Real-Life Legend


Reverend Joseph Murgaš, Wireless Communicator


Father Murgaš’ discovery paved the way for Morse code.

A priest from the Wilkes-Barre area made a very significant contribution to communications in the early days of radio.  

While working in the basement of his church rectory, the Rev. Joseph Murgaš, founding pastor of Sacred Heart Slovak Church, Wilkes-Barre, developed a better way of sending messages by wireless communications.

Murgaš’ discovery paved the way for Morse code by improving on Gugliemo Marconi’s transmission process. Marconi’s process could only send a single sound and carry that sound only a short distance over water. Murgaš’ invention, however, compounded on Marconi’s thinking, and was able to transmit two or more sounds over distances of 70 miles over land and 700 miles over water. The variation of sounds developed by Murgaš made communication by Morse code possible.

Murgaš’ invention was successfully tested on Nov 23, 1905, when Fred Kirkendall, then mayor of Wilkes-Barre, transmitted a message to Mayor Alexander R. Connell of Scranton.

The company that was formed to further test and develop Murgaš’ discovery failed after the death of one of his business partners and the destruction of his equipment during a storm. Marconi later used Murgaš’ ideas and was credited with the invention. In 1916, however, the United States District court recognized Murgaš as the inventor of practical wireless communication.

The photo of Murgaš’ communications tower, which was located near his church on top of Bowman Hill, was published in Edward F. Hanlon; “The Wyoming Valley: An American Portrait,” 1983, courtesy of F. Charles Petrillo.

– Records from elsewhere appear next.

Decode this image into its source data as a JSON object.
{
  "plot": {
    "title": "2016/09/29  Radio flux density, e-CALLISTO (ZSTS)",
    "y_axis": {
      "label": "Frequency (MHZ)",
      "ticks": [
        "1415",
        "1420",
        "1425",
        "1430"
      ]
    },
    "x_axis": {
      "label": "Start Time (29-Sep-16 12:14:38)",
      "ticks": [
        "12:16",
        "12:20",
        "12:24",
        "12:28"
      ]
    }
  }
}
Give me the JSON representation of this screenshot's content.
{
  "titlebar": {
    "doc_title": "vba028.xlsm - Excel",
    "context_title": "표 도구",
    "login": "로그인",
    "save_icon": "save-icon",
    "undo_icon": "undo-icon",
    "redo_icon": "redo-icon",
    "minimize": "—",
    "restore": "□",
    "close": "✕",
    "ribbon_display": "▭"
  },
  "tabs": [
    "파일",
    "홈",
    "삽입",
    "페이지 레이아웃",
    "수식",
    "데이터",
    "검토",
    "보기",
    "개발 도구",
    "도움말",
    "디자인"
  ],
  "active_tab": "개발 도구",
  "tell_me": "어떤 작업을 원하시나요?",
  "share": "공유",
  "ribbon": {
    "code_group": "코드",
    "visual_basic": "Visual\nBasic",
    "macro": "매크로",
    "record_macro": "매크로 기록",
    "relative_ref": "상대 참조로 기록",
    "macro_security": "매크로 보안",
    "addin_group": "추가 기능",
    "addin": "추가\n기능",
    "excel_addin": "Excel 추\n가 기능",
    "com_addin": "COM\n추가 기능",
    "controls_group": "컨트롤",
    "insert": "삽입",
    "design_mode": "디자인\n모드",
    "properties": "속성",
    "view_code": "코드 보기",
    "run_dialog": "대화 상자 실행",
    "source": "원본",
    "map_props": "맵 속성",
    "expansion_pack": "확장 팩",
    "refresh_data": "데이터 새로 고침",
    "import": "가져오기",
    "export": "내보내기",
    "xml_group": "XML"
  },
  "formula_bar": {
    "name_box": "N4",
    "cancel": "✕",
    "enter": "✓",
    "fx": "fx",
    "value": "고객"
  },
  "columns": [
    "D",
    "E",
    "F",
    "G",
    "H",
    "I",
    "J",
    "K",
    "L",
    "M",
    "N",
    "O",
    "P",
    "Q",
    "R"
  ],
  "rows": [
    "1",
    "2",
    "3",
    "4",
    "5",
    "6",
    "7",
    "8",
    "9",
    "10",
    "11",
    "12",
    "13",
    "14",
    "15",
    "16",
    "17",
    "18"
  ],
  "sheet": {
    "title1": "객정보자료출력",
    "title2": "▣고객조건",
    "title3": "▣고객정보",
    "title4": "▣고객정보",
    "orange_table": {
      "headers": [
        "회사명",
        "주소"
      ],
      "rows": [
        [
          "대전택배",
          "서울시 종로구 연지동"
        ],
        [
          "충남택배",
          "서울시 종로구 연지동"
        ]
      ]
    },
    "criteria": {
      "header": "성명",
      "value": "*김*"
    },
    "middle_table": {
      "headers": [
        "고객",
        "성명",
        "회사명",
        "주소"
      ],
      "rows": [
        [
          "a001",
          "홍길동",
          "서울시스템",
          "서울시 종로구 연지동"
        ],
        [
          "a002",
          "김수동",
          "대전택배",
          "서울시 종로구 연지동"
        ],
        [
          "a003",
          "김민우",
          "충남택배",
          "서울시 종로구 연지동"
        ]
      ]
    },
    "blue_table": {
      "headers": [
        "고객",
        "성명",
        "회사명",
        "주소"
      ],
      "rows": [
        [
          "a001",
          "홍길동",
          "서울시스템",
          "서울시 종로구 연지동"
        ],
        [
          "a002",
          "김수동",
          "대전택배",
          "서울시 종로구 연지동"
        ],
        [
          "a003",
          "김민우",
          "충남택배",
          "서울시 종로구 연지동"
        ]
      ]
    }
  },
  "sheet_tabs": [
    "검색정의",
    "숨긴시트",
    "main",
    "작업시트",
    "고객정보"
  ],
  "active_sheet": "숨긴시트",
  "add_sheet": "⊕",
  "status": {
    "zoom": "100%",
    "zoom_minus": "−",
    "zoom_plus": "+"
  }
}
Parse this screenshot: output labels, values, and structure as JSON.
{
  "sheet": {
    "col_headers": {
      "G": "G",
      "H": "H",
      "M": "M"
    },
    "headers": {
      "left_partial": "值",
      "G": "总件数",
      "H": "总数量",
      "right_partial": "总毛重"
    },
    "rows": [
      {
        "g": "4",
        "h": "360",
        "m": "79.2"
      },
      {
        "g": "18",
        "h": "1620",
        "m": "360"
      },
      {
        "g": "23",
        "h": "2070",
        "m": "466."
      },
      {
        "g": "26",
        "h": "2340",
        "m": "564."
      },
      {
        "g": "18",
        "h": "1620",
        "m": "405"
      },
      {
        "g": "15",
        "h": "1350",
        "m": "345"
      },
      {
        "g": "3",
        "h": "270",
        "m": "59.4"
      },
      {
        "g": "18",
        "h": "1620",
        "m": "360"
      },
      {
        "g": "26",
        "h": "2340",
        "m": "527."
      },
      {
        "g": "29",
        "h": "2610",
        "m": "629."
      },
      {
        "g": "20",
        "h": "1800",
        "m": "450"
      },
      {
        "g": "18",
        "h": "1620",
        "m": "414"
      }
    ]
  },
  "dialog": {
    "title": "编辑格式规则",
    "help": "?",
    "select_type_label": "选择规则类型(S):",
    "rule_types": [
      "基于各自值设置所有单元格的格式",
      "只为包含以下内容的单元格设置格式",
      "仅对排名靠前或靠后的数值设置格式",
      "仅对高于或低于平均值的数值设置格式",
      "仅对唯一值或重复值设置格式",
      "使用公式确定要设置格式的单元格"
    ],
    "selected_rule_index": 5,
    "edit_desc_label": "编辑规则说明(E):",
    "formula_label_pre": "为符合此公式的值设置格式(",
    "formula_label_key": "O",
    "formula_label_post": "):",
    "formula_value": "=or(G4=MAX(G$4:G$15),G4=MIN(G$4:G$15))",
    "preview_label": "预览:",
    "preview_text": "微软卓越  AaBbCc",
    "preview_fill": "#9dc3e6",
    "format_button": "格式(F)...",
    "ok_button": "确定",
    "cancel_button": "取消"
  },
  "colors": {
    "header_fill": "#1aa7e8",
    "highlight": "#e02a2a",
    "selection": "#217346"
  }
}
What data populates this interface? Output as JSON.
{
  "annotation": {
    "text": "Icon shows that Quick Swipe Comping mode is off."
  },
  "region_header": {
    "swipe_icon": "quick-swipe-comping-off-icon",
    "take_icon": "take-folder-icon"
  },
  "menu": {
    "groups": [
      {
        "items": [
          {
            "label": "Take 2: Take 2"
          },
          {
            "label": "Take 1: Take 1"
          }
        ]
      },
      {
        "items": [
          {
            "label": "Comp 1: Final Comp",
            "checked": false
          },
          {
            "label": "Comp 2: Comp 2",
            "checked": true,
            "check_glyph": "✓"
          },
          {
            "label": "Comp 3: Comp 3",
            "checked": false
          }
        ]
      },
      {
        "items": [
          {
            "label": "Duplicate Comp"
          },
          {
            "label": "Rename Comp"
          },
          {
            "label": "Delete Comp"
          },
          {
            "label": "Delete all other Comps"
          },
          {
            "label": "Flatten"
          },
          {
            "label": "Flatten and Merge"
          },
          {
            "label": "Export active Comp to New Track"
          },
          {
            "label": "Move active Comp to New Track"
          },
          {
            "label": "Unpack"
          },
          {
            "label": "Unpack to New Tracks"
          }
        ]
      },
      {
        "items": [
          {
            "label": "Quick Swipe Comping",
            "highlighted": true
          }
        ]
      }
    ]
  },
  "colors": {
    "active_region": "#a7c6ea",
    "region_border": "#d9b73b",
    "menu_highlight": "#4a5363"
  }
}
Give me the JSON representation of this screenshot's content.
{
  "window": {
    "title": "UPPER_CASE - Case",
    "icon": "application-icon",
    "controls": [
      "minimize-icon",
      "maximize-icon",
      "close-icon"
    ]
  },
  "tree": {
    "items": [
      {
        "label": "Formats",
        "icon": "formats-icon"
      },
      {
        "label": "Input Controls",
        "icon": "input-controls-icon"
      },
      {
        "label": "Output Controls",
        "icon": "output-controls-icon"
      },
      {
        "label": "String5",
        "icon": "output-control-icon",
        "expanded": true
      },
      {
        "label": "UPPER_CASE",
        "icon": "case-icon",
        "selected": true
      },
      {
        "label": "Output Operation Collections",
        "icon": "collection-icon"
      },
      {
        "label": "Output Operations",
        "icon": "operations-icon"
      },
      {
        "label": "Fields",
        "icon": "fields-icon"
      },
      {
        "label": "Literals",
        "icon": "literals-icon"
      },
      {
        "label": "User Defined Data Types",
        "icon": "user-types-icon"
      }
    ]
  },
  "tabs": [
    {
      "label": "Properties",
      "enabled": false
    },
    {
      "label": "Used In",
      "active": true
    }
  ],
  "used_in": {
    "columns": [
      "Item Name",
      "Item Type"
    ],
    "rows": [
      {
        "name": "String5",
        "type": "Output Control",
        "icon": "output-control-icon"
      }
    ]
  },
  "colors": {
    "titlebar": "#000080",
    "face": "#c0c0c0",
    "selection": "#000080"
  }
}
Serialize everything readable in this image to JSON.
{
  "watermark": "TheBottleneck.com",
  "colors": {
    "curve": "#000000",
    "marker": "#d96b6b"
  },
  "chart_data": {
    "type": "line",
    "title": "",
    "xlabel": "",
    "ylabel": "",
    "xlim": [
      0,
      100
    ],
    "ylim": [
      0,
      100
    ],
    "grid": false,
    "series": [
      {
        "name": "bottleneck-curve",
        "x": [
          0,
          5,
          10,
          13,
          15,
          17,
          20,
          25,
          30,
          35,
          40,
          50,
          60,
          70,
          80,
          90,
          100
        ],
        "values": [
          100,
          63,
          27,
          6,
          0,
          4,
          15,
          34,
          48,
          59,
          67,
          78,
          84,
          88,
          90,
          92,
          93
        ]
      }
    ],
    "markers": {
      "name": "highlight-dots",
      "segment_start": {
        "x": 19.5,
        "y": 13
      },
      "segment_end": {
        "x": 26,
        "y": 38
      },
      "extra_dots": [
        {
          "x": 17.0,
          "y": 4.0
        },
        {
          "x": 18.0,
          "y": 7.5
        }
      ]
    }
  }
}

The above article appeared in The Citizens’ voice, a newspaper in Wilkes-Barre. A greater awareness of Father Joseph Murgaš, his biography and achievements has been accomplished by the Slovak Heritage Society of NEPA's video, REVEREND JOSEPH MURGAš, RADIO’S FORGOTTEN GENIUS. This video is available for purchase from the society.